Here are some questions to ask yourself to determine if a stroller offers that safety you’ll need:

  1. Does this stroller have a brake that’s easy to use for when I’m digging in my purse at the top of a hill at the park?
  2. Does this stroller allow me to see my baby when I’m walking, or is there an obstruction?
  3. Does this stroller provide shade if we’re at the amusement park or my nephew’s Little League game?
  4. Will this stroller require me to leave my child unattended in the car for long stretches while I try to remember how to fold it up and stow it in the trunk?

Every parent’s situation is different, so depending on which of the above questions applies to you, you should be able to determine where you need to focus your priorities in choosing a stroller.

A 1-year-old baby’s primary stroller need is security.

While all the above questions still apply for one-year-olds, by the time your baby becomes mobile a new factor enters into the equation: will my baby stay put in the stroller?

By this age range, you’ll want to make sure your baby is securely buckled in, especially if you have a wild child who loves to practice his escape act. While home is a great place to practice going out and about and teach your child so that embarrassing store scenes don’t happen to you, when you are out and about you’ll appreciate a tough five-point harness that keeps Buddy occupied while you’re shopping.

A toddler’s primary stroller need is convenience.

By the time your child is old enough to alternate between riding and walking, you’ll appreciate a stroller portable enough to not require you to require your child to ride.

This is when umbrella strollers are worth their weight in gold. Small enough to hang on a hook in the closet, light enough to carry while you hold your child’s hand, these strollers are perfect both for the park and the plane ride.

Every Situation Is Different

As you stare at the wall of strollers, remember that every situation is different. We all have different budgets, different priorities, and different needs. Once you’ve considered what you’re needing most at this point, it’s a good idea to find a friend in similar circumstances and find out what works for them.

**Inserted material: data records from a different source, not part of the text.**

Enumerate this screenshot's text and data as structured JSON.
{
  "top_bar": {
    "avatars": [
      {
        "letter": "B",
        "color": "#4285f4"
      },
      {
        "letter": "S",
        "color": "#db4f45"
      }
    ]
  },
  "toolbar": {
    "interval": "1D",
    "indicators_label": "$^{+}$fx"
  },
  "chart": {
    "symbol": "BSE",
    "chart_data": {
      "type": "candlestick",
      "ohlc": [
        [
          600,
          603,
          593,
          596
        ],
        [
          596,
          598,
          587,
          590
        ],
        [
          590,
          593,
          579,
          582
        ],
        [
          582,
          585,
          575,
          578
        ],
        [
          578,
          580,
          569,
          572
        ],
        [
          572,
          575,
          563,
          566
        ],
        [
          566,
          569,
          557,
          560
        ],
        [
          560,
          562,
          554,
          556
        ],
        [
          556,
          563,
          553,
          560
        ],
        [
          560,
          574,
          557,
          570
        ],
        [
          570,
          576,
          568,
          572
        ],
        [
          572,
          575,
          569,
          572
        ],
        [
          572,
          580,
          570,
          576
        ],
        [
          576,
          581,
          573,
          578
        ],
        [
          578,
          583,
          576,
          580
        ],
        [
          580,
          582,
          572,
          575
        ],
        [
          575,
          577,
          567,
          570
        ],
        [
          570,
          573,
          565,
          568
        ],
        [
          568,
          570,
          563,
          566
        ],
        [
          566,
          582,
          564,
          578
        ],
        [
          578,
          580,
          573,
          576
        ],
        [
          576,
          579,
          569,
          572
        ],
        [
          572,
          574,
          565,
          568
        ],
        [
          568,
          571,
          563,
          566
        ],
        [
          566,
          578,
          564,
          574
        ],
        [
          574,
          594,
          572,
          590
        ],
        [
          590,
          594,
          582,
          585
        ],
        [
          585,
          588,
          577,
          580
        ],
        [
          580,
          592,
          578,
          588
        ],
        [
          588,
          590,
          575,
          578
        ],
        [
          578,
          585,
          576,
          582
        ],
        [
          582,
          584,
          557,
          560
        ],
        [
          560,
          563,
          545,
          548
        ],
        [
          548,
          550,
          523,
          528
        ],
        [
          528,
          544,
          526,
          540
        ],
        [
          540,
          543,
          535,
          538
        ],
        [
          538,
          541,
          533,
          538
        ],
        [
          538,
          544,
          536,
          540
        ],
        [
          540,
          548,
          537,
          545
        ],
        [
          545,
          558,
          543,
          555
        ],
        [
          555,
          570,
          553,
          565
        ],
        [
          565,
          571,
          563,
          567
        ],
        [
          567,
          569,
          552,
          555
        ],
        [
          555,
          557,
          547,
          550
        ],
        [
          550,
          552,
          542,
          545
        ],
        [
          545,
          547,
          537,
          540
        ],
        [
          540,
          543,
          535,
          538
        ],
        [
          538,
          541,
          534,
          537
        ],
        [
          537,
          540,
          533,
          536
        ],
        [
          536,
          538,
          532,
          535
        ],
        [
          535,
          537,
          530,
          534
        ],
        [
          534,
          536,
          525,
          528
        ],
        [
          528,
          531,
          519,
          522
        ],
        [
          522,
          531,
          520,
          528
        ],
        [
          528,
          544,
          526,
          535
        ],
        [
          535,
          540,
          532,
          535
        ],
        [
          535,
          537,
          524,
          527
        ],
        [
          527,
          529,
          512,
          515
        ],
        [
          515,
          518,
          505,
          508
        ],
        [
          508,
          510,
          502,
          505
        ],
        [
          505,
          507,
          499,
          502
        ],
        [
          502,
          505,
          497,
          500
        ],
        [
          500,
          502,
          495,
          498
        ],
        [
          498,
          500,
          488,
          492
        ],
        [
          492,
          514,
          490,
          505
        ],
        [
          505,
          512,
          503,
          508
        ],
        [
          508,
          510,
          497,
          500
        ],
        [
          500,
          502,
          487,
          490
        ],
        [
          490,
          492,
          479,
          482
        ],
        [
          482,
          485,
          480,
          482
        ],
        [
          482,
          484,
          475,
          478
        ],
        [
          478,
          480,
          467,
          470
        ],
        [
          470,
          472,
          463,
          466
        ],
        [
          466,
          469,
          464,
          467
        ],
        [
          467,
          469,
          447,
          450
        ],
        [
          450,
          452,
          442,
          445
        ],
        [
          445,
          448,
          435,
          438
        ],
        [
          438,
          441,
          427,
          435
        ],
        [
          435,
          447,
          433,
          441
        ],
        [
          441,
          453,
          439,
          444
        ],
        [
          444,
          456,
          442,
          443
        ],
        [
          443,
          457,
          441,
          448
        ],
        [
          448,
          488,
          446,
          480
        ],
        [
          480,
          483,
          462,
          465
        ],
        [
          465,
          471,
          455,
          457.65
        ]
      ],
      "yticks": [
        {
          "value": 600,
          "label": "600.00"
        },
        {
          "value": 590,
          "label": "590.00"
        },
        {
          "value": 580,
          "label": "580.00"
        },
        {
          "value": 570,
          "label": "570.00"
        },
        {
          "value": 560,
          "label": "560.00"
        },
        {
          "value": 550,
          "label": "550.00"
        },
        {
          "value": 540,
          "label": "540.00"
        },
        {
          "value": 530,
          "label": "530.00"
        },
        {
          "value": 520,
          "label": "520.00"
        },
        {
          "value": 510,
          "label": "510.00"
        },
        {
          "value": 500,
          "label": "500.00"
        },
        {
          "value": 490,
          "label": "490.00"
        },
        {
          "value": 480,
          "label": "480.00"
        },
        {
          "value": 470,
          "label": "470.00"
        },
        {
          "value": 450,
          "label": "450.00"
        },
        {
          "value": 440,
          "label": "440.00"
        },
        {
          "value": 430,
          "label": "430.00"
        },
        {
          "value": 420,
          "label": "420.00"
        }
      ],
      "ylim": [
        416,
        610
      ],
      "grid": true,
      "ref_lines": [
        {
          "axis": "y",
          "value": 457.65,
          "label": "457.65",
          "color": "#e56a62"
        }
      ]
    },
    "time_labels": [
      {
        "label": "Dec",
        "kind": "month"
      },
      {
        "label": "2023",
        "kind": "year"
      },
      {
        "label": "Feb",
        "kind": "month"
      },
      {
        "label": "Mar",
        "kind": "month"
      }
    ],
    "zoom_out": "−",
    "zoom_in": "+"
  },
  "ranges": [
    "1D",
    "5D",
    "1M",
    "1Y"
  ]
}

Above all, enjoy every minute with your new love. I know you’ve heard it before, but soon you’ll be saying it too: It goes by fast.

Categories:

Baby, Outside